Jeremiah 29:11,12 assures us that he continues his work today: “I know the plans I have for you – says the Lord – They are plans for good and not for disaster, to give you a future and a hope. In those days when you pray, I will listen.”
Think back on the past year. Can you remember a specific example of a time when you prayed and God shed some extraordinary blessing on your life? Did it make your hope stronger? Why not take time to write him a brief thank-you note? And don’t forget to thank him for listening!
Advent 2020 – Day 23
It may sound strange, but I often feel a certain letdown when we draw near to the end of Advent. These devotionals give a special focus to my days. I “HOPE” you feel the same way. Yet, we can’t forget that the climax of this season still lies ahead!
Some years ago, I was at a doctor’s appointment. In the examination room, I had undressed and put on the threadbare hospital gown with useless ties that did nothing to preserve modesty. Sitting on the cold table, I shivered as I waited for my physician to arrive and examine me. Moments later, my doctor entered the room. I have never forgotten his first question. As he busied himself organizing his medical instruments, he turned and asked me, “So what makes students at a Christian college any different from students elsewhere?”
Feeling vulnerable sitting there in the faded gown that gaped open in the back, I recall shooting a brief prayer up to heaven. “Here, Lord? Now? Of all times, you want me to share a testimony of faith now?”
I am glad I spoke of the reason for my hope that day because less than a year later, before my next appointment, that doctor died.
Today, I offer you another passage that speaks powerfully to me. In the brief epistle of 1 Peter, the author adjures his readers in the following way: “If you are asked about your Christian hope, always be ready to explain it.” (1 Peter 3:15)
As you celebrate Christmas and a new year begins, never forget: Be ready at all times to explain your hope! ‘Hope’-fully these Advent 24 devotionals will have offered you a way to do that!

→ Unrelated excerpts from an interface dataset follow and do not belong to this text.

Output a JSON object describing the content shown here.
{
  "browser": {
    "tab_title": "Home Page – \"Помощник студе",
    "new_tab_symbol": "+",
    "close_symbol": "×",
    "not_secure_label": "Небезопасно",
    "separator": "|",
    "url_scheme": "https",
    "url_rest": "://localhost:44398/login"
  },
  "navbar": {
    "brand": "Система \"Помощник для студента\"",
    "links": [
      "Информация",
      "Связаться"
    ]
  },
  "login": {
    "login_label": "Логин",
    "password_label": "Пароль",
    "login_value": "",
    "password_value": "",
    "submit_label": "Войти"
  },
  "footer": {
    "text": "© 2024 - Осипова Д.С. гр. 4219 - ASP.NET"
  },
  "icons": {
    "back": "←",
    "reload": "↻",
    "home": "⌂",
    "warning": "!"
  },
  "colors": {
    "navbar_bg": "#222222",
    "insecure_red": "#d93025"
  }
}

Advent 2020 – Day 24
And now we come to the end of another Advent series. As we wrap up this collection of devotionals on HOPE, I challenge you to look at the host of other verses in Scripture that mention the topic of hope.
As you all know by now, last August, my husband Gene contracted the coronavirus and went into the hospital on the day of our 46th wedding anniversary. As the EMTs bundled him on to a gurney and began pushing him out the door, none of us realized that was the last time I would see him alive. Thankfully, we both had already said we loved each other. There were no regrets over things said or left unsaid.

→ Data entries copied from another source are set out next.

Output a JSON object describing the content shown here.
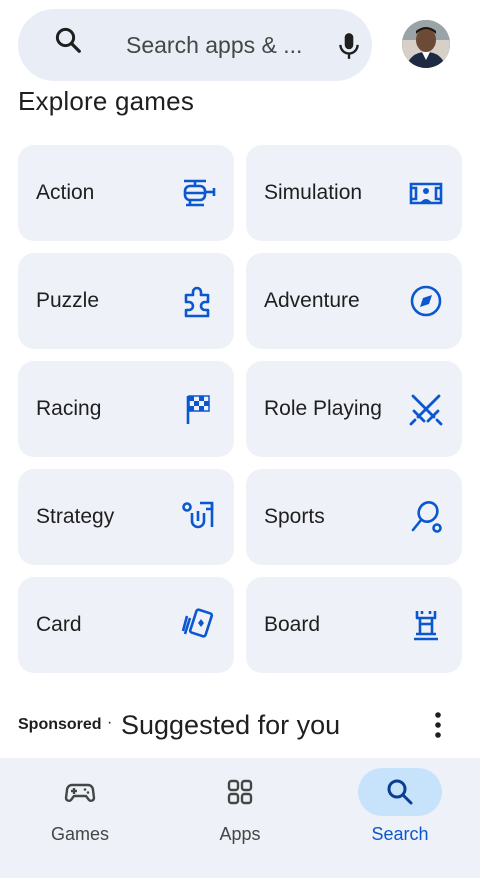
{
  "search": {
    "placeholder": "Search apps & ...",
    "icon": "search-icon",
    "voice_icon": "mic-icon"
  },
  "profile": {
    "avatar": "account-avatar"
  },
  "explore": {
    "title": "Explore games",
    "categories": [
      {
        "label": "Action",
        "icon": "helicopter-icon"
      },
      {
        "label": "Simulation",
        "icon": "simulation-icon"
      },
      {
        "label": "Puzzle",
        "icon": "puzzle-piece-icon"
      },
      {
        "label": "Adventure",
        "icon": "compass-icon"
      },
      {
        "label": "Racing",
        "icon": "checkered-flag-icon"
      },
      {
        "label": "Role Playing",
        "icon": "crossed-swords-icon"
      },
      {
        "label": "Strategy",
        "icon": "strategy-icon"
      },
      {
        "label": "Sports",
        "icon": "racket-icon"
      },
      {
        "label": "Card",
        "icon": "playing-cards-icon"
      },
      {
        "label": "Board",
        "icon": "chess-rook-icon"
      }
    ]
  },
  "suggested": {
    "sponsored_label": "Sponsored",
    "separator": "·",
    "title": "Suggested for you",
    "more_icon": "more-vert-icon"
  },
  "bottom_nav": {
    "items": [
      {
        "label": "Games",
        "icon": "gamepad-icon",
        "active": false
      },
      {
        "label": "Apps",
        "icon": "apps-grid-icon",
        "active": false
      },
      {
        "label": "Search",
        "icon": "search-icon",
        "active": true
      }
    ]
  },
  "colors": {
    "accent": "#0b57d0",
    "tile_background": "#eef2f8",
    "search_background": "#e9eef6",
    "active_pill": "#c7e3fb"
  }
}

Three weeks after entering the hospital, Gene died. This year, he will celebrate his first Christmas in heaven. What a climax to a life lived well! And because we both had hope of forgiveness and eternal life in heaven, I know we will meet again.
Proverbs 11:7 is blunt when it states that “the hopes of the wicked die with them for they rely on their own feeble strength.” Another passage, Isaiah 38:18,19, tells us, “The dead cannot praise you . . . Those that go down to destruction can no longer hope in your faithfulness. Only the living can praise you as I do today. Each generation can make known your faithfulness to the next.”
Tomorrow we welcome the Babe of Bethlehem, the HOPE of all the nations. Though my husband has already moved on to heaven, we who remain alive still have a responsibility. As you celebrate Christmas and open gifts, don’t forget to pass on the greatest gift to the next generation…the gift of HOPE found in Jesus Christ!
(Join me here again next year for another Advent and a new theme!)